Three Dog Bakery was featured on the Oprah Winfrey Show, the Tonight Show, and National Public Radio, and written up in such publications as the New York Times, People, and USA Today. Dye says Three Dog Bakery spent less than $10,000 on paid advertising at the time. Instead, the company garnered all the attention from national publicity and word of mouth. He called public relations "the single greatest contributor to our company's growth."
While it may have been publicity that catapulted Three Dog Bakery to national fame, it was the strength of the brand that maintained its momentum. The company's logo is a simple black dog bone with the words "Three Dog Bakery" printed in funky white type that has a hand-lettered quality to it. This same type is used throughout the company's website and on its product packaging.

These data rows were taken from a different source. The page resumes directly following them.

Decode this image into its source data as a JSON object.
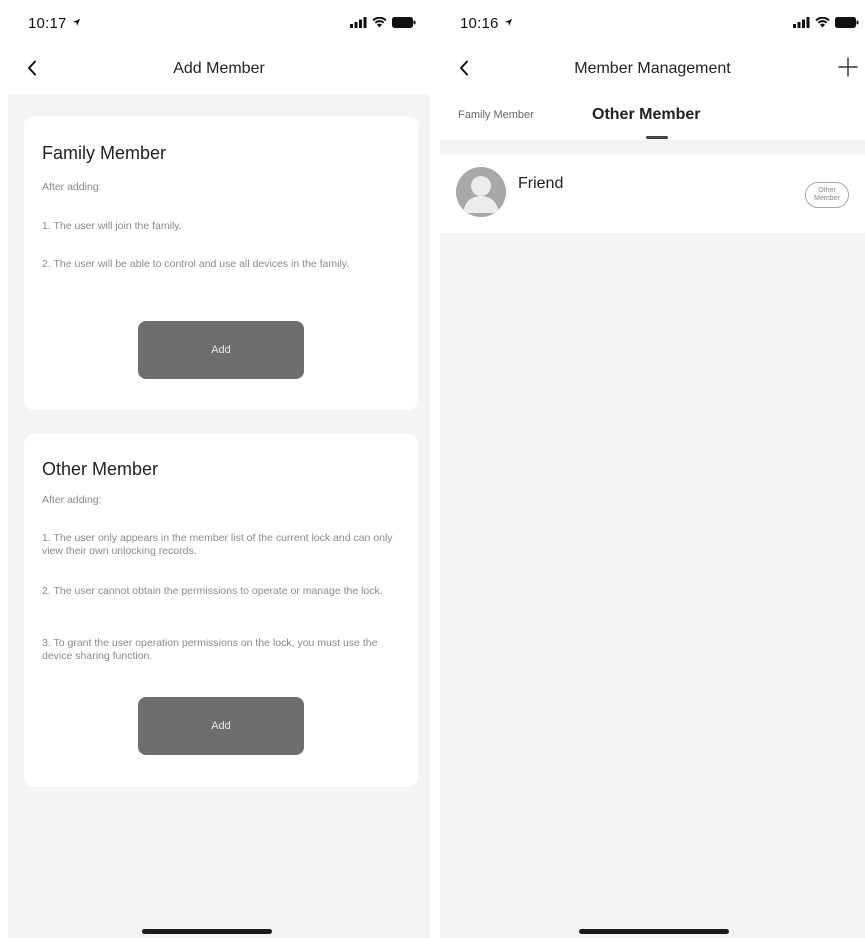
{
  "left_screen": {
    "status": {
      "time": "10:17"
    },
    "nav": {
      "title": "Add Member"
    },
    "family_card": {
      "title": "Family Member",
      "intro": "After adding:",
      "point1": "1. The user will join the family.",
      "point2": "2. The user will be able to control and use all devices in the family.",
      "button_label": "Add"
    },
    "other_card": {
      "title": "Other Member",
      "intro": "After adding:",
      "point1": "1. The user only appears in the member list of the current lock and can only view their own unlocking records.",
      "point2": "2. The user cannot obtain the permissions to operate or manage the lock.",
      "point3": "3. To grant the user operation permissions on the lock, you must use the device sharing function.",
      "button_label": "Add"
    }
  },
  "right_screen": {
    "status": {
      "time": "10:16"
    },
    "nav": {
      "title": "Member Management"
    },
    "tabs": [
      {
        "label": "Family Member",
        "active": false
      },
      {
        "label": "Other Member",
        "active": true
      }
    ],
    "members": [
      {
        "name": "Friend",
        "badge": "Other Member"
      }
    ]
  },
  "icons": {
    "back": "chevron-left-icon",
    "plus": "plus-icon",
    "location": "location-arrow-icon",
    "signal": "cellular-signal-icon",
    "wifi": "wifi-icon",
    "battery": "battery-icon",
    "avatar": "user-avatar-icon"
  },
  "colors": {
    "background": "#f4f4f4",
    "card": "#ffffff",
    "button": "#6e6e6e",
    "button_text": "#e6e6e6"
  }
}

Graphics play an important part in conveying the brand's character. Whimsical cartoon illustrations adorn boldly colored product labels. Three Dog Bakery has its own language as well, using in its promotional copy probably every dog-related pun in existence. On its website, for example, you can order from the "DOGalog." (The term is a registered trademark.) The items you select will be put into your "Shopping Basset." You'll find information about Three Dog Bakery in a section called "Company Pawticulars." To find a bakery location, you'll need to "Sniff Out a Store." If you want to make a comment, you must "Bark Back."
Fortunately, there is a Three Dog Bakery in dog-friendly Asheville, North Carolina, where I live. Visiting the store is like a study in brand immersion. Everything about it, from the large dog bone in the window, to the colorful products on the shelves, to the friendly staff wearing "Three Dog Bakery" shirts, is inviting and cheery. (Naturally, dogs are welcome with open paws.)
But the best part of the store is undoubtedly the bakery cases. Here, a dog's wildest fantasies come true—there are baked cookies, cakes, and pastries that look as good as what a gourmet bake shop would display (each, unsurprisingly, with a clever name). What dog owner could possibly resist buying one of these treats for that special friend? And each, I am told, is made with such high-quality, all-natural ingredients that it is even fit for human consumption.
While Three Dog Bakery makes its products available to select pet stores, it carefully controls its store growth. Its business philosophy is interesting: Three Dog Bakery licenses its trademark rather than franchises stores. The difference, says the company, is that instead of paying franchise and royalty fees, the licensee can invest his or her own capital in the store and the inventory. The licensee must agree to purchase branded products and abide by Three Dog Bakery's branding standards.
Three Dog Bakery is the category brand leader, but not surprisingly, it might have inspired local, national, and international competitors. The competition is largely single-location dog bakeries like Mon Bon Chien in Paris. A few, such as Groovy Dog Bakery, which has bakeries or product distribution in five US states, are doggedly trying to duplicate the Three Dog model. Given Three Dog Bakery's 18-year history of pooch-pleasing success, however, other competitors may just be barking up the wrong tree.